REQUIRED WORK: Reproduce the records below in their entirety, character for character.

[SUPPLIED RECORDS Boundary: Start]

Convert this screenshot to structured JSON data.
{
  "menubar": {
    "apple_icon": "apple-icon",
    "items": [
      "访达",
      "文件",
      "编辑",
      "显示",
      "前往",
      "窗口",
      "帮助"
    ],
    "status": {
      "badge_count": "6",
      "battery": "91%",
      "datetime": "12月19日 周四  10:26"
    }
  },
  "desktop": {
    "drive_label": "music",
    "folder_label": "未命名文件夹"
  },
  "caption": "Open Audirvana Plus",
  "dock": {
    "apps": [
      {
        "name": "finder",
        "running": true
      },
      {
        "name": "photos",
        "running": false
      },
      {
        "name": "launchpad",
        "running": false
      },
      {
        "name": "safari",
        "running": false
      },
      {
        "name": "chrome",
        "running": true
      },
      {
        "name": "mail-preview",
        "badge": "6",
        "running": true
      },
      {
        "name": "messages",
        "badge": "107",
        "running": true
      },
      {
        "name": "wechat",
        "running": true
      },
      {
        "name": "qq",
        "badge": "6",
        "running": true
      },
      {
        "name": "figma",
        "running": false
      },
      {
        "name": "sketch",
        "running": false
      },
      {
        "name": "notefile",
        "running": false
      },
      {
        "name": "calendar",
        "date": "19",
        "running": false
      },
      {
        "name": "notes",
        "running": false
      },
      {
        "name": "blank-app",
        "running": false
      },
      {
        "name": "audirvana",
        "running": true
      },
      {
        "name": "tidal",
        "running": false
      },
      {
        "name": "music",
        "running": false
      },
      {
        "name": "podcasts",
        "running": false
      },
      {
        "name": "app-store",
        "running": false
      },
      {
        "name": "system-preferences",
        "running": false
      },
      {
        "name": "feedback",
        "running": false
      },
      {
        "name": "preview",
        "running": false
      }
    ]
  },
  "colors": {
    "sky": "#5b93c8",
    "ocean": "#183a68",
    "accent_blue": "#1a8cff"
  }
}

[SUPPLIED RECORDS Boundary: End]

EXERCISE RESPONSE:
Convert this screenshot to structured JSON data.
{
  "menubar": {
    "apple_icon": "apple-icon",
    "items": [
      "访达",
      "文件",
      "编辑",
      "显示",
      "前往",
      "窗口",
      "帮助"
    ],
    "status": {
      "badge_count": "6",
      "battery": "91%",
      "datetime": "12月19日 周四  10:26"
    }
  },
  "desktop": {
    "drive_label": "music",
    "folder_label": "未命名文件夹"
  },
  "caption": "Open Audirvana Plus",
  "dock": {
    "apps": [
      {
        "name": "finder",
        "running": true
      },
      {
        "name": "photos",
        "running": false
      },
      {
        "name": "launchpad",
        "running": false
      },
      {
        "name": "safari",
        "running": false
      },
      {
        "name": "chrome",
        "running": true
      },
      {
        "name": "mail-preview",
        "badge": "6",
        "running": true
      },
      {
        "name": "messages",
        "badge": "107",
        "running": true
      },
      {
        "name": "wechat",
        "running": true
      },
      {
        "name": "qq",
        "badge": "6",
        "running": true
      },
      {
        "name": "figma",
        "running": false
      },
      {
        "name": "sketch",
        "running": false
      },
      {
        "name": "notefile",
        "running": false
      },
      {
        "name": "calendar",
        "date": "19",
        "running": false
      },
      {
        "name": "notes",
        "running": false
      },
      {
        "name": "blank-app",
        "running": false
      },
      {
        "name": "audirvana",
        "running": true
      },
      {
        "name": "tidal",
        "running": false
      },
      {
        "name": "music",
        "running": false
      },
      {
        "name": "podcasts",
        "running": false
      },
      {
        "name": "app-store",
        "running": false
      },
      {
        "name": "system-preferences",
        "running": false
      },
      {
        "name": "feedback",
        "running": false
      },
      {
        "name": "preview",
        "running": false
      }
    ]
  },
  "colors": {
    "sky": "#5b93c8",
    "ocean": "#183a68",
    "accent_blue": "#1a8cff"
  }
}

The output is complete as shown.